Don’t get caught out by a web of words in your contracts.
Wood v Capita Insurance Services ( UKSC 24)
With contracts, there can be issues with interpretation as literal wording and their meaning in context can be different.
The issue in this case was of the proper construction of an indemnity given by Mr Wood under the terms of a share purchase agreement under which Capita bought the entire issued share capital of Sureterm Direct Limited. The key issue was establishing from the wording when the indemnity would be triggered.
The High Court held that the indemnity applied even if there had been no claim or complaint by a customer, but the Court of Appeal upheld Mr Wood’s appeal and found the indemnity was not triggered by Sureterm’s self- reporting as no liability could arise under it unless a mis-selling claim had been made against Sureterm or a complaint had been made to the FSA.
The decision was appealed by Capita and the Supreme Court dismissed the appeal by laying down a definitive test for interpretation of contracts. The test states that the court must decide on the objective meaning of the language in which the agreement has been made; this was not be taken literally so that the focus should be on the wording of the particular clause; and the court was to consider the contract as a whole and depending on the nature, formality and quality of the drafting of the contract, weight the elements of the wider context in making its decisions.
Top tip: Try to eliminate ambiguity from commercial contracts so that there is no room for misinterpretation.
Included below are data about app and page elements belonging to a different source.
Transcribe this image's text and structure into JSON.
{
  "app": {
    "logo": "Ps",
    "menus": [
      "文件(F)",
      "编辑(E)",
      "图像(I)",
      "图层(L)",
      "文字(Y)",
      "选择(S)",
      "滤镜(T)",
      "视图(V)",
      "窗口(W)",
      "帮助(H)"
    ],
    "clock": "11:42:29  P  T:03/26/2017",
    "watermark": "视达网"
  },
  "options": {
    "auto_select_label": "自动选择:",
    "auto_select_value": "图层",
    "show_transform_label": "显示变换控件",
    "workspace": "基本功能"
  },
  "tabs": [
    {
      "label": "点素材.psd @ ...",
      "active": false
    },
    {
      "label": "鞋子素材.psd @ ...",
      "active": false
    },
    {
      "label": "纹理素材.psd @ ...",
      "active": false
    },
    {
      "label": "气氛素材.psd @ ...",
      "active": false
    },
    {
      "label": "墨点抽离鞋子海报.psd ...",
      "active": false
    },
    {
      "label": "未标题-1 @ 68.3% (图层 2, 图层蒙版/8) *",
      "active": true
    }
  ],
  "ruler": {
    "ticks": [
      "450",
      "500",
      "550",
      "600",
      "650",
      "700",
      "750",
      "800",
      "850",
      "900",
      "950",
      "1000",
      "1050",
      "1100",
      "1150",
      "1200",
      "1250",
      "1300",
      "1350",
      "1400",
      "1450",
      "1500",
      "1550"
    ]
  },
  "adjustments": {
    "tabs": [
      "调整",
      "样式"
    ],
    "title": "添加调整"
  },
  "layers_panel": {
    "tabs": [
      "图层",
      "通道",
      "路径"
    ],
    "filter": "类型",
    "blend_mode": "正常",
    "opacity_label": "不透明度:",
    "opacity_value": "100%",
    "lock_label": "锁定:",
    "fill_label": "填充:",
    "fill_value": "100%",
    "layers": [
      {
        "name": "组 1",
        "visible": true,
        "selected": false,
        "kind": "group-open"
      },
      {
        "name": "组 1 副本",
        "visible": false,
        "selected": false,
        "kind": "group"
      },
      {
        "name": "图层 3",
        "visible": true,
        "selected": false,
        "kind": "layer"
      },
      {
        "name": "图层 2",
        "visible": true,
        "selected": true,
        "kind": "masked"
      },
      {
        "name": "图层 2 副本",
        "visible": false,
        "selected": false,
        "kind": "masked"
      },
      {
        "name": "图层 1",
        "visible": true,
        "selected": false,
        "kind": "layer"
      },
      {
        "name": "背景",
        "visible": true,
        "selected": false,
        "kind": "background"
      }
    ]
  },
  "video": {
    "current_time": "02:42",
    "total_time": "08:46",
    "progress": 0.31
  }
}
For advice on share purchase agreements and other commercial matters please contact Alan Massenhove director of our Commercial & Corporate team.